**Problem to work on:** Find and copy each line of the records where the string "Edit" shows up.

**Available data:**
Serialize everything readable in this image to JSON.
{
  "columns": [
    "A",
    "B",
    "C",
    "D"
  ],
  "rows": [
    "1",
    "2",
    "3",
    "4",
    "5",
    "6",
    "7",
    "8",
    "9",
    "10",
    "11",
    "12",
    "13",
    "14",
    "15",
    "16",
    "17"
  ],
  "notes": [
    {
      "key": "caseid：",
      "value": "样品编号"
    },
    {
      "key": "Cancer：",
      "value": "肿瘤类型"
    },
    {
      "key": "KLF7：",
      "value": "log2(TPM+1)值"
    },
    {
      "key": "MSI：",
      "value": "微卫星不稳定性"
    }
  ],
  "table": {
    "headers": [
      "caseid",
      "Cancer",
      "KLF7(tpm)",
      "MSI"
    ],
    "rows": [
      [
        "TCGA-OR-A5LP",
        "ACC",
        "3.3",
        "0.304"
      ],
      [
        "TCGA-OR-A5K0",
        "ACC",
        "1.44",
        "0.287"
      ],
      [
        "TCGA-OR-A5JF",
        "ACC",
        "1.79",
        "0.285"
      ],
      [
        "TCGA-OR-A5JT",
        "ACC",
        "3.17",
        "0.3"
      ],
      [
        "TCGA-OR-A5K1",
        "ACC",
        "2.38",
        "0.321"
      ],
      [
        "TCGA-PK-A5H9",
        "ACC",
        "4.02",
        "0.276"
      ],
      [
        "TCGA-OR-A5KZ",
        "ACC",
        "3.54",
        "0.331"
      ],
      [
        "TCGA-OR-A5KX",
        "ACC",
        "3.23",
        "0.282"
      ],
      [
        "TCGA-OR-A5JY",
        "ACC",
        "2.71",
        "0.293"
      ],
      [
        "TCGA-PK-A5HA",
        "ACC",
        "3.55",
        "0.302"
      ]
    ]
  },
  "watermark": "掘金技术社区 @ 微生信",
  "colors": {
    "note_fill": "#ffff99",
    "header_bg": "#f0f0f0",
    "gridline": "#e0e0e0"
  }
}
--
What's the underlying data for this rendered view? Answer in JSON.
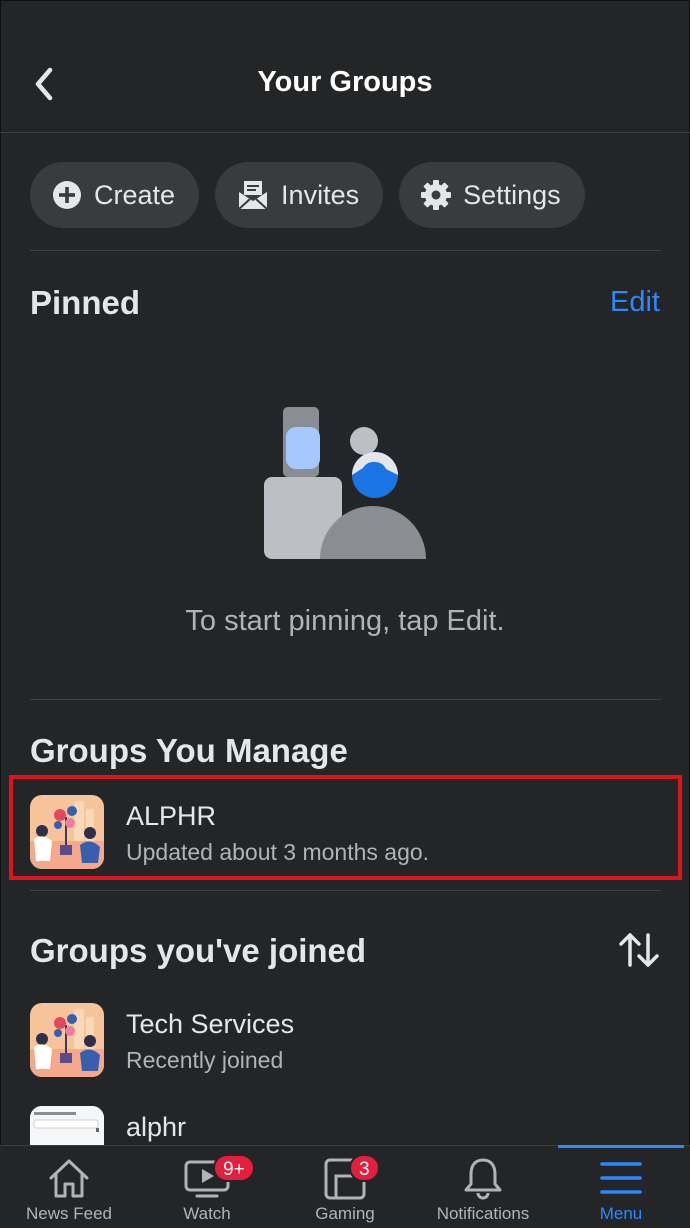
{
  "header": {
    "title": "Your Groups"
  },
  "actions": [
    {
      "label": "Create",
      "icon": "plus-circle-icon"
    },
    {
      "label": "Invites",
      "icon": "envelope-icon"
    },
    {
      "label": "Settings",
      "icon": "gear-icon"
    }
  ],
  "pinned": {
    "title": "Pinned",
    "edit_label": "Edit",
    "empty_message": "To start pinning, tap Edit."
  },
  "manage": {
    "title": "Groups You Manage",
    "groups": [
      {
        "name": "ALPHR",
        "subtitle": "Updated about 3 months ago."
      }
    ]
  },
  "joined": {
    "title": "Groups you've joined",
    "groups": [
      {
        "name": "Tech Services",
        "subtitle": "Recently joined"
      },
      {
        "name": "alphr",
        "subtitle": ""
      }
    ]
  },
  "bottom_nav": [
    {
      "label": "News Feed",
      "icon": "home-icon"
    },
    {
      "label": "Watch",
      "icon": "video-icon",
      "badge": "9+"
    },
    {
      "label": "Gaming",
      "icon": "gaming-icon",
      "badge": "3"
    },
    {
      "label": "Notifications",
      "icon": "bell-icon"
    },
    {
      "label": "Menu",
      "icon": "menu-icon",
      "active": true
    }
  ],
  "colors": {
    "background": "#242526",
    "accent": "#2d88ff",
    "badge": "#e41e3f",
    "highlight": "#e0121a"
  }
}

**Response to the exercise:**
    "edit_label": "Edit",
    "empty_message": "To start pinning, tap Edit."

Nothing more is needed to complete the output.